  • 8. Number of researches undertaken 2000-2008 Fig. 1 - Policy research and relevance 1400 1200 1000 800 600 400 200 IMF/WB 0 UN System CSOs Gender Education Health Economy Academia Democracy Gender Education Health Economy Democracy Research arenas and policy relevance
  • 9. RPP Emerging paradigms Capital formation and accumulation Human, spiritual & social capital Policy & institutional strategy Local adaptive strategies Legal empowerment of the poorRPP Interface Transformation Participatory planning Human security and development continuum Processual/ Strategic elements Sustainability Benchmarks• Rules: constitutional, legislative, • Resilience, administrative• Institutions: autonomy, • economic efficiency, capacity, complexity, cohesion • social equitability Levels of application: household, community, wereda, region and federal
  • 10. Mainstreaming a the nexus Participatory Situation analysis: Policy, strategy, processes and structures for Public Sector Management - Think tanks, Legislature, Executive Political economy strategic analysis Evaluation of institutions, stakeholders and rules collected and collated Managing strategic Information Develop political economy tools Sustained and institutional arrangements implementation of for implementation RPP and active feedback on Blend RPP to national Strategic accomplishments Governance Frameworks RPP DecentralisedManagement at District and Mainstreaming and integration Community levels RPP operational plans

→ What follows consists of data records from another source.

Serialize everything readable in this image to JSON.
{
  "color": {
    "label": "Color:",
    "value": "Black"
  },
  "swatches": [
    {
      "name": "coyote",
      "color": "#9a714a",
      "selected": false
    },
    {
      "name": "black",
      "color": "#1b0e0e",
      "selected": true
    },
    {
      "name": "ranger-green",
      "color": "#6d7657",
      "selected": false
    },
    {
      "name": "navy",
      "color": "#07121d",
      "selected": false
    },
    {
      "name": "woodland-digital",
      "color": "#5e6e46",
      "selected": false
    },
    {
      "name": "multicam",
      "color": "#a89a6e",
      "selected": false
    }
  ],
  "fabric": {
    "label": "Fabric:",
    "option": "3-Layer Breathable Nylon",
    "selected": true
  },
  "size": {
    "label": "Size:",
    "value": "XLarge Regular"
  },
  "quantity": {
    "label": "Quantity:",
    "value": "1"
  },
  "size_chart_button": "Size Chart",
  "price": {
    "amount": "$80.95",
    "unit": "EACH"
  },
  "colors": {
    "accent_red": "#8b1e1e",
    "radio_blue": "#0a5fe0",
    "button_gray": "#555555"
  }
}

  • 11. Guiding rules and toolsWith reference to policy pluralism and governance, the rules are1) policy contest (i.e. unrestricted expression of social interests);2) policy participation (i.e. channels for citizen involvement);3) administrative accountability, transparency, and predictability;The research should focus on four key generic characteristics1) Organisational Autonomy: independence of the organisation to set any pursue its own goals;2) Organisational Capacity: effectiveness of the organisation at achieving its stated objectives;3) Organisational Complexity: bureaucratisation of internal structure;4) Organisational Cohesion: sharing of common values, goals and organisational culture among leaders and members;
  • 12. Open inclusive policy making1. Careful planning: preparation and learning, transparency,2. Inclusion: Governments benefit from active citizens and dynamic civil society3. Shared vision , purpose, trust, impact, participatory culture, action and sustained engagement4. Leadership and strong commitment to information and consultation active participation in policy-making is needed.5. Public consultation and active participation should be undertaken as early in the policy process as possible; • Governments have an obligation to account for the use they make of citizens inputs received through feedback ; • Governments need the tools to evaluate performance in providing information, conducting consultation and engaging citizens in order to adapt to new requirements and changing conditions for policy-making.
  • 13. Thank You BT Costantinos, PhD Professor of Public Policy, School of Graduate Studies, Department of Public Administration and Management, AAU, costy@costantinos.nethttps://sites.google.com/site/doncosty/